Bare life as a development/postcolonial problematic
Development studies and postcolonial studies conceptualize and examine the Third World in different ways, yet works associated with the two fields can usefully be combined to illuminate key issues in our time. This article focuses on postcolonial transitions in parts of Africa where the state actively injures or kills a local citizenry, sometimes in the name of development. Using Zimbabwe and Rwanda as very different examples of such transitions, and drawing on selected development and postcolonial writings – fact and ‘fiction’– I argue for framing such cases as examples of the ‘bare life’, ‘camp’ biopolitics articulated by Georgio Agamben. These concepts enable us to see the widening spaces of exception to law that a postcolonial state can create in periods of crisis and defend on the grounds of post-coloniality, that is, as states always already injured by colonialism and its biopolitical development project.
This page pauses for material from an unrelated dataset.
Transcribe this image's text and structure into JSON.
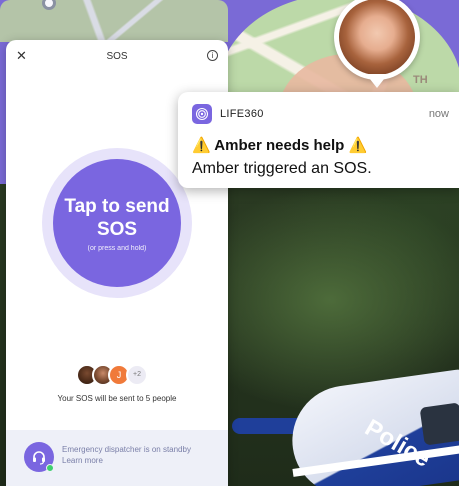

The terrain such states enter might be termed ‘fascism’– a location of political economy that development studies has generally neglected in recent years but that novels depicting postcolonial contexts can make vivid.